Michael Charles Gauntlet Wilding was an English stage, television, and film actor. He is best known for a series of films he made with Anna Neagle, for the two films he made with Alfred Hitchcock and for being Elizabeth Taylor's second husband.
Anna Lee, MBE was an English–American actress, labelled by studios "The British Bombshell".
Robert Edward Stevenson was an English film screenwriter, director and actor.
Louis Charles Hayward was a Johannesburg-born, British-American actor.
June Ada Rose Duprez was an English film actress.
Bernard Knowles was an English film director, producer, cinematographer and screenwriter. Born in Manchester, Knowles worked with Alfred Hitchcock on numerous occasions before the director emigrated to Hollywood.
Herbert Sydney Wilcox CBE, was a British film producer and director who was one of the most successful British filmmakers from the 1920s to the 1950s. He is best known for the films he made with his third wife Anna Neagle.
Alan Marshal was an actor who performed on stage in the United States and in Hollywood films. He was sometimes billed as Alan Marshall or Alan Willey.
Journey into Fear is a 1943 American spy film directed by Norman Foster, based on the Eric Ambler novel of the same name. The film broadly follows the plot of the book, but the protagonist was changed to an American engineer. The RKO Pictures release stars Joseph Cotten, who also wrote the screenplay with Orson Welles. The Mercury Production was also produced by Welles, again uncredited.

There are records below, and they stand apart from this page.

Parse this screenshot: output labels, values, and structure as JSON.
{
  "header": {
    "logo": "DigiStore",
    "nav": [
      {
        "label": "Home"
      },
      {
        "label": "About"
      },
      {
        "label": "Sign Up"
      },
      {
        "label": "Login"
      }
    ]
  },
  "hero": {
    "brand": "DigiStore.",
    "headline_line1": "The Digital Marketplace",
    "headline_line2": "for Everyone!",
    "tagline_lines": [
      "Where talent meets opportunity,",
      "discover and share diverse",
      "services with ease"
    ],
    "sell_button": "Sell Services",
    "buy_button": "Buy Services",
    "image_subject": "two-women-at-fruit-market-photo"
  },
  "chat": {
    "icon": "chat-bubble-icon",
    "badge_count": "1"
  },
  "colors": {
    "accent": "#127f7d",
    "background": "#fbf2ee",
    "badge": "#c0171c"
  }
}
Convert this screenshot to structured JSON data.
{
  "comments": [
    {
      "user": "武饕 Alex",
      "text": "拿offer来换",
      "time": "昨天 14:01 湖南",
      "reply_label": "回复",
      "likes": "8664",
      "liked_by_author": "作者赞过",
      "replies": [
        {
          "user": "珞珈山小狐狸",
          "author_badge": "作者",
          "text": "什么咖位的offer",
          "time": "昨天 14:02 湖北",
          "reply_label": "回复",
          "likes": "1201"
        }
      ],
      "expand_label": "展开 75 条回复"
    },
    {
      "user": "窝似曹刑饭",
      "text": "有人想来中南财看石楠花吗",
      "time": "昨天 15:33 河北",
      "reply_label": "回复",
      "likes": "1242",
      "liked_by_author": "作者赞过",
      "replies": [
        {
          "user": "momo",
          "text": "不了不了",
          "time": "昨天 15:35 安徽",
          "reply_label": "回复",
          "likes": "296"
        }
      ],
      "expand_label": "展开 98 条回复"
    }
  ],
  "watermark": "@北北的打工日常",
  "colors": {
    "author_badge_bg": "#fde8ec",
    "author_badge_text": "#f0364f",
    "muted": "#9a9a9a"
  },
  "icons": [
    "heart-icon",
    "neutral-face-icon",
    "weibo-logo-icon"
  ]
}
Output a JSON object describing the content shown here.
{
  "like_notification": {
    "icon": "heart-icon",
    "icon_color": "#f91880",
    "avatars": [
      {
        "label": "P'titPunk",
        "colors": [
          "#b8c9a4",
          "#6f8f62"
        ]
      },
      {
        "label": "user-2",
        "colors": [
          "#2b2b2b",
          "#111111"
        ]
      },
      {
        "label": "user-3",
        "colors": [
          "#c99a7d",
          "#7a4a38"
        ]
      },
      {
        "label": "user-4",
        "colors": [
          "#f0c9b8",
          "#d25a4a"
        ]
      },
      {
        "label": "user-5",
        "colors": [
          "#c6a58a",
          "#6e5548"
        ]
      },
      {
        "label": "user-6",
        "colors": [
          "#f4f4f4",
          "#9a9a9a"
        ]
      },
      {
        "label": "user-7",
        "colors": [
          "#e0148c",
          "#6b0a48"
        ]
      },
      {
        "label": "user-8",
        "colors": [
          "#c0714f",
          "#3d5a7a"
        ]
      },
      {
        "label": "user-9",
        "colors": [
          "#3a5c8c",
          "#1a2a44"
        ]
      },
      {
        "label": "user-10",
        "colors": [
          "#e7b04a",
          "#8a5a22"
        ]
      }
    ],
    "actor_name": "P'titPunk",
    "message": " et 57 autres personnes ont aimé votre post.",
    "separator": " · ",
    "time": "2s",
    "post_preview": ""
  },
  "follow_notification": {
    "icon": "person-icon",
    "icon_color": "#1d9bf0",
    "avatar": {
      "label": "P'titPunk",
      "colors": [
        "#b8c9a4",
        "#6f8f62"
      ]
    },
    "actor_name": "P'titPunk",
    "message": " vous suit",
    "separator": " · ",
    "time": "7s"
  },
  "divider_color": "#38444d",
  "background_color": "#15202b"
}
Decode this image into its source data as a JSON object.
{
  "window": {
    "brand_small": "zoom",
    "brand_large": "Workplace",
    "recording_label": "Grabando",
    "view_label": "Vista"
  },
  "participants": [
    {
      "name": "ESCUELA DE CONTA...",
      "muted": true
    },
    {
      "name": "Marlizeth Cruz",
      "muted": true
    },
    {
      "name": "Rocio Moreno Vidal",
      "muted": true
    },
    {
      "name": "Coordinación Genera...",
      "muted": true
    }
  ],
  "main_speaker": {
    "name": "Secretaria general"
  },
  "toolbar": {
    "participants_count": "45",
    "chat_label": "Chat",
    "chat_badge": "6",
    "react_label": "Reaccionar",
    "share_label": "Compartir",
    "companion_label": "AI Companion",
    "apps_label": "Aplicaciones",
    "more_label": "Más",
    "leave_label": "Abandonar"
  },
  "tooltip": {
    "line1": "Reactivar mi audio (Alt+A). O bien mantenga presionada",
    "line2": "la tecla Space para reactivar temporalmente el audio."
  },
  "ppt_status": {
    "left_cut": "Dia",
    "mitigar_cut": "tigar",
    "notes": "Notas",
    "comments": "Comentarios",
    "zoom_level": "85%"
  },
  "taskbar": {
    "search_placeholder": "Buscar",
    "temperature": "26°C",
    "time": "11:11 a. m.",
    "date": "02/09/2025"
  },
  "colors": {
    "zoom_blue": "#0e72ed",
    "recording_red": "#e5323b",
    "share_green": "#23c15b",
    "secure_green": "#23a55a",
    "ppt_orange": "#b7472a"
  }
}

This is a filmography of Welsh actor Ray Milland, containing his work in theatrically released motion pictures as well as his extensive television credits. Milland began his film career in United Kingdom in 1929 after serving three years as a guardsman in the Royal Household Cavalry, based in London. After appearing in several British films, he came to the United States in 1930 where he spent several years playing small and supporting roles. Eventually, in 1934, he became a contract player at Paramount Pictures where he established himself as a popular star. Milland remained with Paramount for the next 21 years. During his time with the studio, he developed his persona as a debonair leading man, mainly in drawing-room comedies but also occasionally in adventure and mystery films. In 1945, Milland won the Academy Award for Best Actor for his portrayal of an alcoholic writer in The Lost Weekend. From there he continued as a leading man well into the 1960s, appearing in several film noirs and occasionally cast as a villain. In 1953, Milland began working in television as both an actor and director. He alternated between the mediums of film and television for the remainder of his career. During the 1960s and 1970s, Milland frequently worked in science fiction and horror films. He also directed himself in four films.
These are the films of Charles Laughton:
My Life with Caroline is a 1941 American comedy film starring Ronald Colman and Anna Lee in a screenplay by John Van Druten and Arnold Belgard, and directed by Lewis Milestone for RKO Radio Pictures. It was Anna Lee's second Hollywood film and her debut in a Hollywood star role.